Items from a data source
===
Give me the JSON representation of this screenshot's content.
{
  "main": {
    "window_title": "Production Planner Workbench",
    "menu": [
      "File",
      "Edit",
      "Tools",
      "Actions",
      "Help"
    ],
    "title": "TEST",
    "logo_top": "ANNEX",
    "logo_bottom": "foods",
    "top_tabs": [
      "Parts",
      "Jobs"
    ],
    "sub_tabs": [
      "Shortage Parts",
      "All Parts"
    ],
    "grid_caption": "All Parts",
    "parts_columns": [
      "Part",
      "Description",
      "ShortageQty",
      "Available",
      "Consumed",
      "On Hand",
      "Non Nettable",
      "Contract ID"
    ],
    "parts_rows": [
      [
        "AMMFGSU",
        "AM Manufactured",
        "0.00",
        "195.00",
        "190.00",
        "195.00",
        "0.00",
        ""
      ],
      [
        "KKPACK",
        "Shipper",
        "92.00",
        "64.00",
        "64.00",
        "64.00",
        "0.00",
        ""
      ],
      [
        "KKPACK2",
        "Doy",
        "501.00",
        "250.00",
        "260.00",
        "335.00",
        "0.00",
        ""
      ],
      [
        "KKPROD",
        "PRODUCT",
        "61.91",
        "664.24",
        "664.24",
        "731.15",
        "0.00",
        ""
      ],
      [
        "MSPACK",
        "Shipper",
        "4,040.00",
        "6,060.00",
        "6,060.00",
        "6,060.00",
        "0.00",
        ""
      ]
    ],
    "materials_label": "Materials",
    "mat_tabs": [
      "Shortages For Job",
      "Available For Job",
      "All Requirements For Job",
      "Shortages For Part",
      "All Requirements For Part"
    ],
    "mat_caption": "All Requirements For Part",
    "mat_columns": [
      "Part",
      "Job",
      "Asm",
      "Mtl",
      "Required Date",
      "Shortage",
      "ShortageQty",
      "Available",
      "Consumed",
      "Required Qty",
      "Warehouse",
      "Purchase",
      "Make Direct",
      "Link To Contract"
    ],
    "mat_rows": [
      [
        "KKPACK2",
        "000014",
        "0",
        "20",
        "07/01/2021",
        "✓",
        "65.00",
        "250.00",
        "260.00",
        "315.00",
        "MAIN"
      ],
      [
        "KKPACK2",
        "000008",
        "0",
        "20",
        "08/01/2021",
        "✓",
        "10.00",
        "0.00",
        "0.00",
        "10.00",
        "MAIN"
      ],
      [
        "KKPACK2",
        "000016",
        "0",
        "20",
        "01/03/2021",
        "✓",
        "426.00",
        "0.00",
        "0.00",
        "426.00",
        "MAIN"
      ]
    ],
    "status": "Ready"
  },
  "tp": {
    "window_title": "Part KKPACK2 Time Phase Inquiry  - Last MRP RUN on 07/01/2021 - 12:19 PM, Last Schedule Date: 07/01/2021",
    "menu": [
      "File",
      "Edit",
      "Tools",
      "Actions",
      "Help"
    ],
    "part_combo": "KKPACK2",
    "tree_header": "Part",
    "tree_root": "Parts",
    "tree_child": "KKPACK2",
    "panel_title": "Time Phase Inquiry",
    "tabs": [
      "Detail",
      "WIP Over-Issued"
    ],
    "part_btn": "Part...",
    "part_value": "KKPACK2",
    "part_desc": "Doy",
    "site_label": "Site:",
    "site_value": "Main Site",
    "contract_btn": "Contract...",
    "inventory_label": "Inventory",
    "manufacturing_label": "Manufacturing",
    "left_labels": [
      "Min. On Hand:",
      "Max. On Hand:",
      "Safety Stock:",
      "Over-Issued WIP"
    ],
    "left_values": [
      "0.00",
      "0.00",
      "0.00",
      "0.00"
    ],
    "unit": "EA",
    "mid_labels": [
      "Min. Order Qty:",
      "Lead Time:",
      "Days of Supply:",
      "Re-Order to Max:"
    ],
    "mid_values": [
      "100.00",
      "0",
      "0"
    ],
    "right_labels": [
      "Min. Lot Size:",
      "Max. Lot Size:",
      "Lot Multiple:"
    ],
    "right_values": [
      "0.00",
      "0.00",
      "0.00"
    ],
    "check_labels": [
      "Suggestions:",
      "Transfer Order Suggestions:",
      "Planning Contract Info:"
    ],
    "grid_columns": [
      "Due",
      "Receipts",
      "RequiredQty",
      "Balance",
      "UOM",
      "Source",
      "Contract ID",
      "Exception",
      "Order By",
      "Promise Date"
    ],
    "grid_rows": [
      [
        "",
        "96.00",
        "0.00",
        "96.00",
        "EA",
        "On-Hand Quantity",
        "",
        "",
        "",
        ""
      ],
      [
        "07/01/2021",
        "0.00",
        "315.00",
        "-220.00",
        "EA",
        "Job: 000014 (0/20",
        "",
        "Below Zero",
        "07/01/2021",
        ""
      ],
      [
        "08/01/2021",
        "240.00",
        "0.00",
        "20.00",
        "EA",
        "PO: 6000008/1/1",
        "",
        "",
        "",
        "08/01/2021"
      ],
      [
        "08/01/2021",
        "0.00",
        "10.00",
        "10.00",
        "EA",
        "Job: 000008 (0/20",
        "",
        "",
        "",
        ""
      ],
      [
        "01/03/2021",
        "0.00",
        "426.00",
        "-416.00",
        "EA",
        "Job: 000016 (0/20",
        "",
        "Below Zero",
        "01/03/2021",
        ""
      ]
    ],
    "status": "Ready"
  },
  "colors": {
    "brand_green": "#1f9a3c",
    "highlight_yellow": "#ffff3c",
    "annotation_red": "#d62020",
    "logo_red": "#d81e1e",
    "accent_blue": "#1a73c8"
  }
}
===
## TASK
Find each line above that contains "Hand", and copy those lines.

## ANSWER SECTION
      "On Hand",
      "Min. On Hand:",
      "Max. On Hand:",
        "On-Hand Quantity",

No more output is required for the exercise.